第 86 頁 - tis her privilege, Through all the years of this our life, to lead From joy to joy: for she can so inform The mind that is within us, so impress With quietness and beauty, and so feed With lofty thoughts, that neither evil tongues, Rash judgments, nor the sneers of selfish men, Nor greetings where no kindness is, nor all 130 The dreary intercourse of daily life, Shall e'er prevail against us, or disturb Our cheerful faith, that all which we behold Is full of blessings.
第 34 頁 - The sounding cataract Haunted me like a passion: the tall rock, The mountain, and the deep and gloomy wood, Their colors and their forms, were then to me An appetite; a feeling and a love That had no need of a remoter charm, By thought supplied, nor any interest Unborrowed from the eye.
第 33 頁 - To them I may have owed another gift, Of aspect more sublime; that blessed mood, In which the burthen of the mystery, In which the heavy and the weary weight Of all this unintelligible world, Is lightened...
第 35 頁 - All thinking things, all objects of all thought, And rolls through all things.

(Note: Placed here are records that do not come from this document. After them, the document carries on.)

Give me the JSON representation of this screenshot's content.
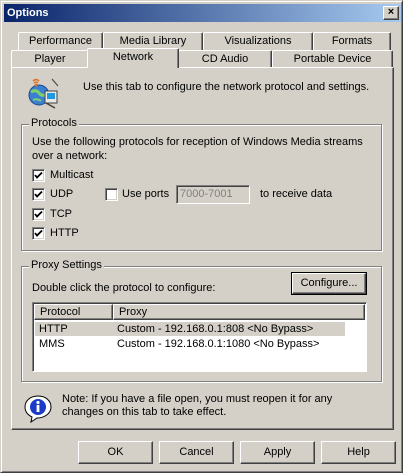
{
  "window": {
    "title": "Options",
    "close_glyph": "×"
  },
  "tabs": {
    "row1": [
      {
        "label": "Performance"
      },
      {
        "label": "Media Library"
      },
      {
        "label": "Visualizations"
      },
      {
        "label": "Formats"
      }
    ],
    "row2": [
      {
        "label": "Player"
      },
      {
        "label": "Network",
        "active": true
      },
      {
        "label": "CD Audio"
      },
      {
        "label": "Portable Device"
      }
    ]
  },
  "intro": {
    "icon": "network-globe-icon",
    "text": "Use this tab to configure the network protocol and settings."
  },
  "protocols": {
    "title": "Protocols",
    "description_line1": "Use the following protocols for reception of Windows Media streams",
    "description_line2": "over a network:",
    "items": [
      {
        "label": "Multicast",
        "checked": true
      },
      {
        "label": "UDP",
        "checked": true
      },
      {
        "label": "TCP",
        "checked": true
      },
      {
        "label": "HTTP",
        "checked": true
      }
    ],
    "use_ports": {
      "label": "Use ports",
      "checked": false,
      "value": "7000-7001",
      "suffix": "to receive data"
    }
  },
  "proxy": {
    "title": "Proxy Settings",
    "instruction": "Double click the protocol to configure:",
    "configure_label": "Configure...",
    "columns": [
      "Protocol",
      "Proxy"
    ],
    "rows": [
      {
        "protocol": "HTTP",
        "proxy": "Custom - 192.168.0.1:808 <No Bypass>",
        "selected": true
      },
      {
        "protocol": "MMS",
        "proxy": "Custom - 192.168.0.1:1080 <No Bypass>",
        "selected": false
      }
    ]
  },
  "note": {
    "icon": "info-icon",
    "line1": "Note: If you have a file open, you must reopen it for any",
    "line2": "changes on this tab to take effect."
  },
  "buttons": {
    "ok": "OK",
    "cancel": "Cancel",
    "apply": "Apply",
    "help": "Help"
  },
  "colors": {
    "titlebar_start": "#0a246a",
    "titlebar_end": "#a6caf0",
    "face": "#d4d0c8"
  }
}
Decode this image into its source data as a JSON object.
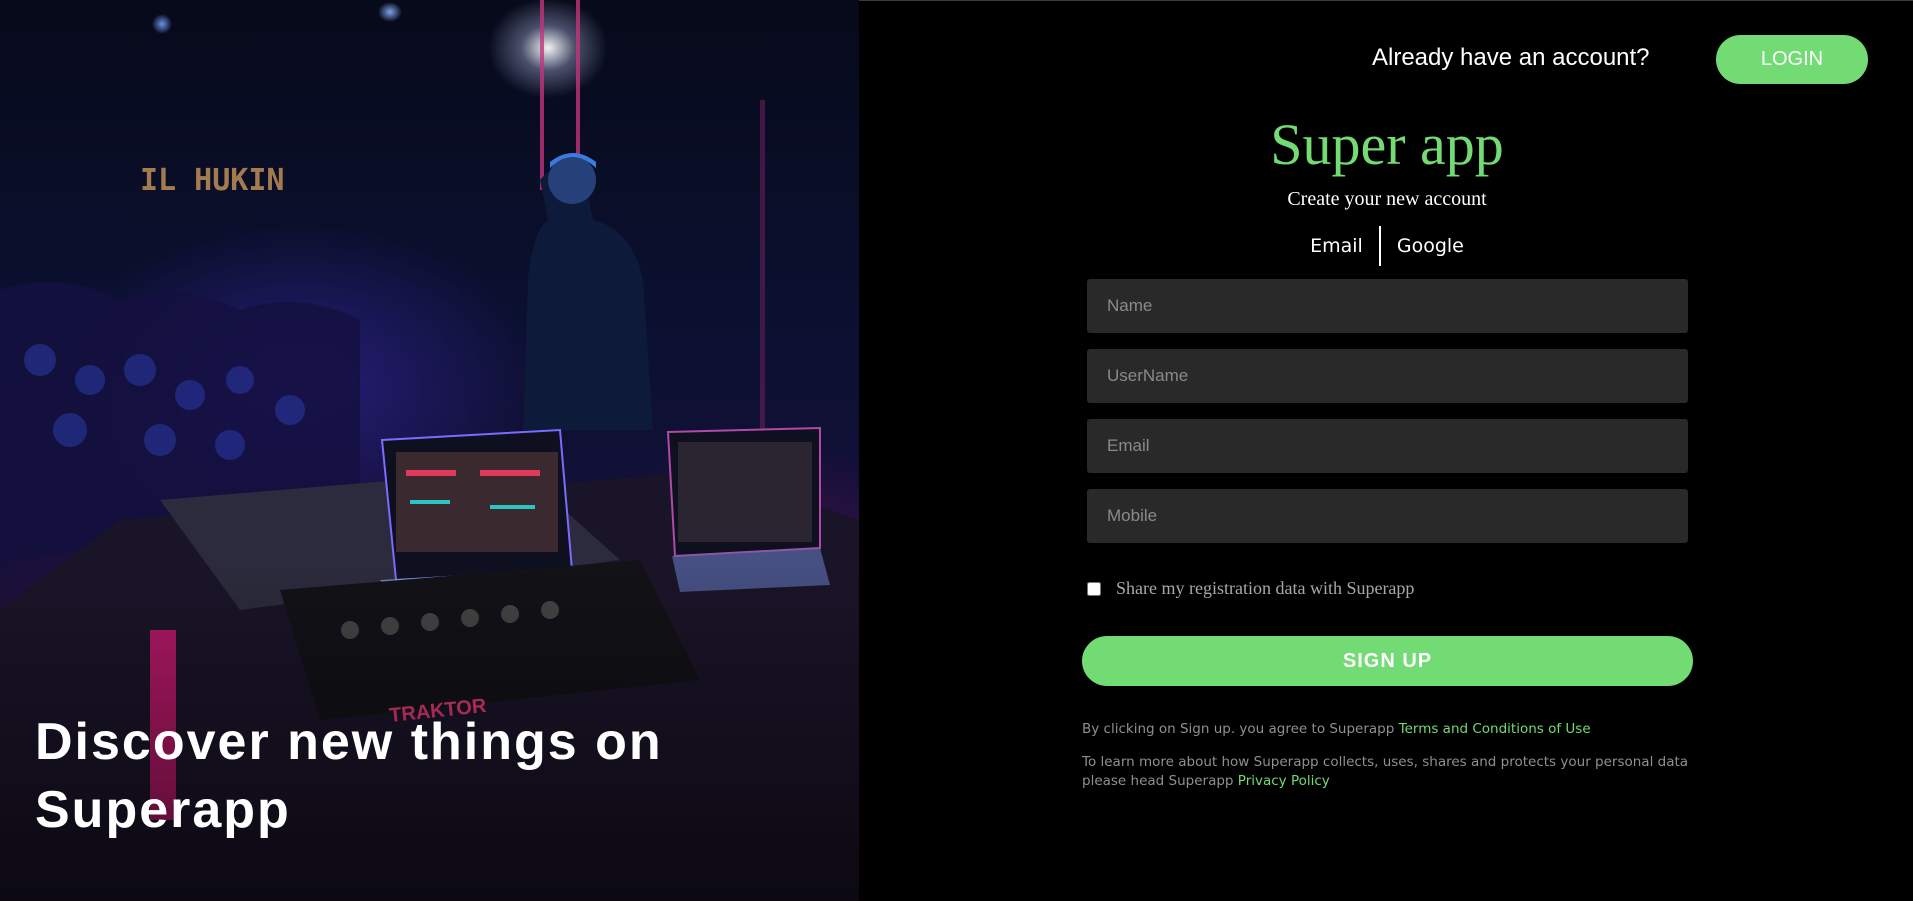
{
  "hero": {
    "title": "Discover new things on Superapp"
  },
  "header": {
    "already_have_account": "Already have an account?",
    "login_label": "LOGIN"
  },
  "brand": {
    "name": "Super app",
    "subtitle": "Create your new account"
  },
  "signup_methods": {
    "email_label": "Email",
    "google_label": "Google"
  },
  "form": {
    "name_placeholder": "Name",
    "username_placeholder": "UserName",
    "email_placeholder": "Email",
    "mobile_placeholder": "Mobile",
    "share_data_label": "Share my registration data with Superapp",
    "share_data_checked": false,
    "signup_label": "SIGN UP"
  },
  "legal": {
    "terms_prefix": "By clicking on Sign up. you agree to Superapp",
    "terms_link": "Terms and Conditions of Use",
    "privacy_prefix": "To learn more about how Superapp collects, uses, shares and protects your personal data please head Superapp",
    "privacy_link": "Privacy Policy"
  },
  "colors": {
    "accent": "#72db73",
    "background": "#000000",
    "field_background": "#292929",
    "muted_text": "#8f8f8f"
  }
}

Therefore am I still A lover of the meadows and the woods, And mountains; and of all that we behold From this green earth; of all the mighty world Of eye, and ear, — ;both what they half create, And what perceive...
第 165 頁 - Yet nature is made better by no mean, But nature makes that mean: so, o'er that art, Which you say adds to nature, is an art That nature makes. You see, sweet maid, we marry A gentler scion to the wildest stock, And make conceive a bark of baser kind By bud of nobler race: this is an art Which does mend nature, — change it rather; but The art itself is nature.

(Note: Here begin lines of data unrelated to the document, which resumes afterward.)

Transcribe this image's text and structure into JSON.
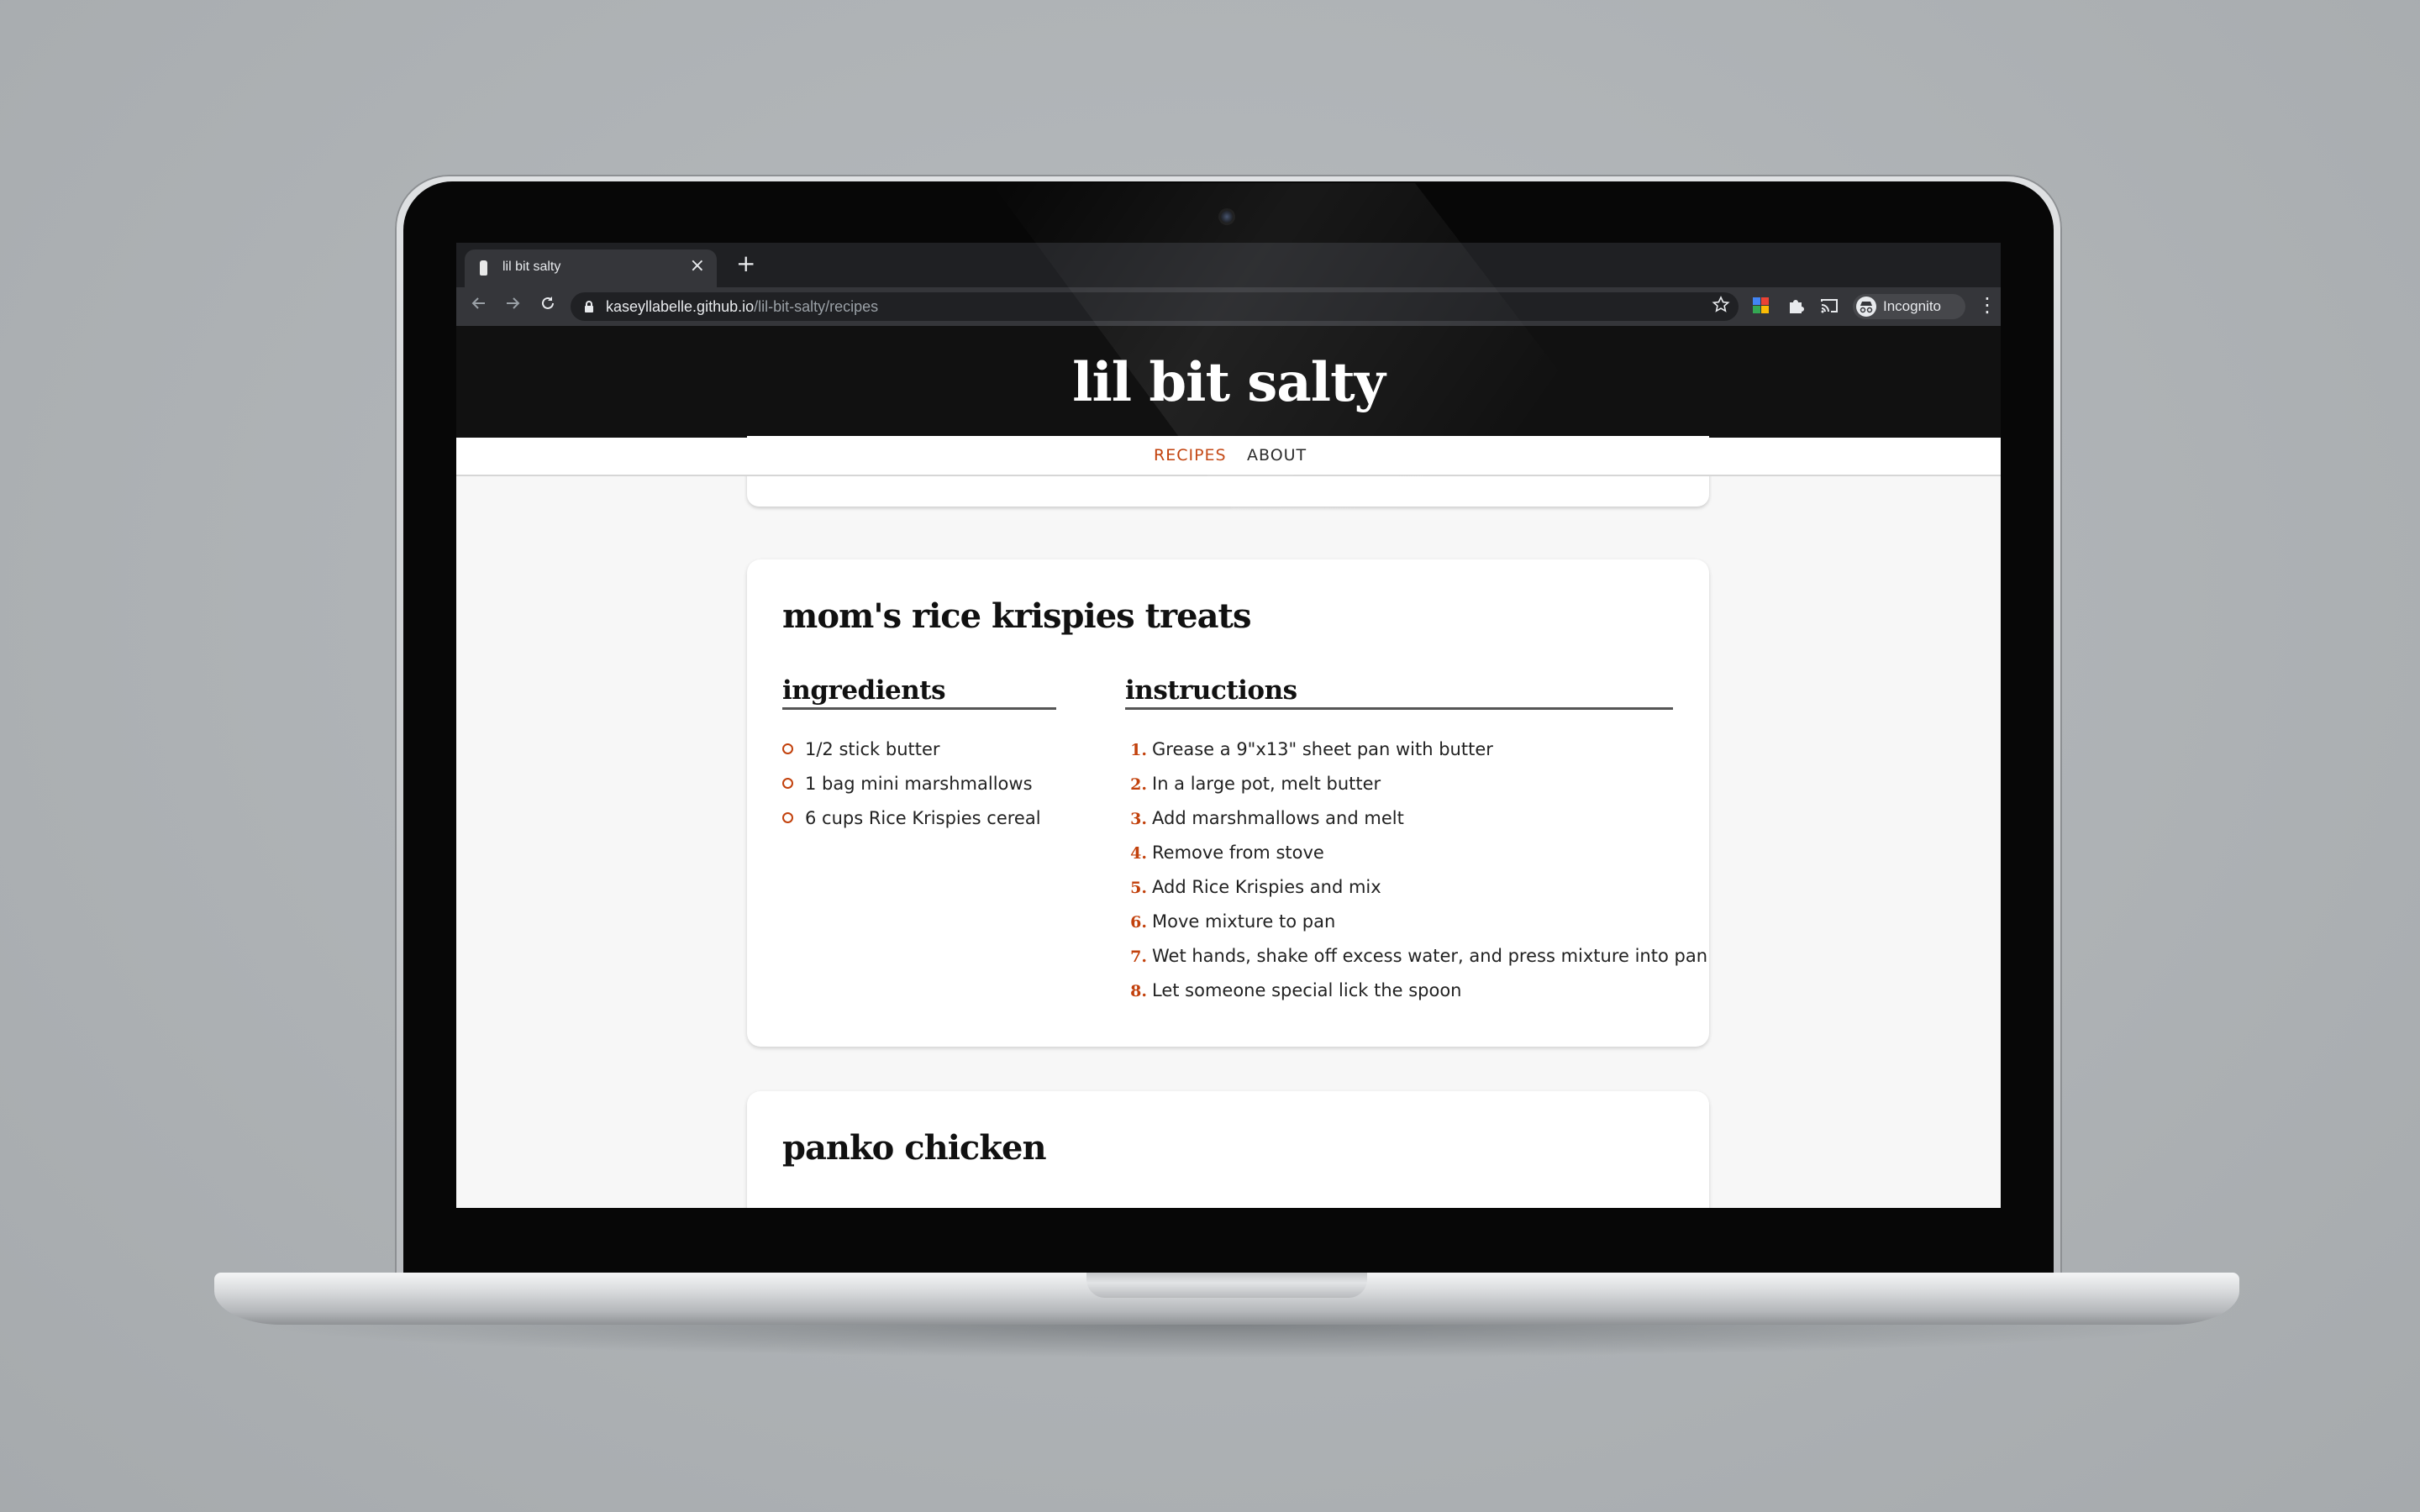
{
  "browser": {
    "tab_title": "lil bit salty",
    "tab_close": "×",
    "new_tab": "+",
    "url_host": "kaseyllabelle.github.io",
    "url_path": "/lil-bit-salty/recipes",
    "incognito_label": "Incognito",
    "icons": [
      "back-icon",
      "forward-icon",
      "reload-icon",
      "lock-icon",
      "star-icon",
      "extension-icon",
      "puzzle-icon",
      "cast-icon",
      "incognito-icon",
      "menu-icon"
    ]
  },
  "site": {
    "title": "lil bit salty",
    "nav": [
      {
        "label": "RECIPES",
        "active": true
      },
      {
        "label": "ABOUT",
        "active": false
      }
    ],
    "accent_color": "#c2410c"
  },
  "recipes": [
    {
      "title": "mom's rice krispies treats",
      "ingredients_heading": "ingredients",
      "instructions_heading": "instructions",
      "ingredients": [
        "1/2 stick butter",
        "1 bag mini marshmallows",
        "6 cups Rice Krispies cereal"
      ],
      "instructions": [
        "Grease a 9\"x13\" sheet pan with butter",
        "In a large pot, melt butter",
        "Add marshmallows and melt",
        "Remove from stove",
        "Add Rice Krispies and mix",
        "Move mixture to pan",
        "Wet hands, shake off excess water, and press mixture into pan",
        "Let someone special lick the spoon"
      ],
      "step_numbers": [
        "1.",
        "2.",
        "3.",
        "4.",
        "5.",
        "6.",
        "7.",
        "8."
      ]
    },
    {
      "title": "panko chicken"
    }
  ]
}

第 167 頁 - Save base authority from others' books. • These earthly godfathers of heaven's lights, That give a name to every fixed star, Have no more profit of their shining nights, Than those that walk, and wot not what they are.
第 99 頁 - THREE years she grew in sun and shower, Then Nature said, ' A lovelier flower On earth was never sown; This Child I to myself will take; She shall be mine, and I will make A Lady of my own.
第 xvi 頁 - Strength should be lord of imbecility, And the rude son should strike his father dead; Force should be right, or rather, right and wrong, Between whose endless jar justice resides, Should lose their names, and so should justice too.
第 76 頁 - SCORN not the Sonnet; Critic, you have frowned, Mindless of its just honours ; with this key Shakspeare unlocked his heart; the melody Of this small lute gave ease to Petrarch's wound; A thousand times this pipe did Tasso sound; With it Camoens soothed an exile's grief; The Sonnet glittered a gay myrtle leaf Amid the cypress with which Dante crowned His visionary brow: a glow-worm lamp, It...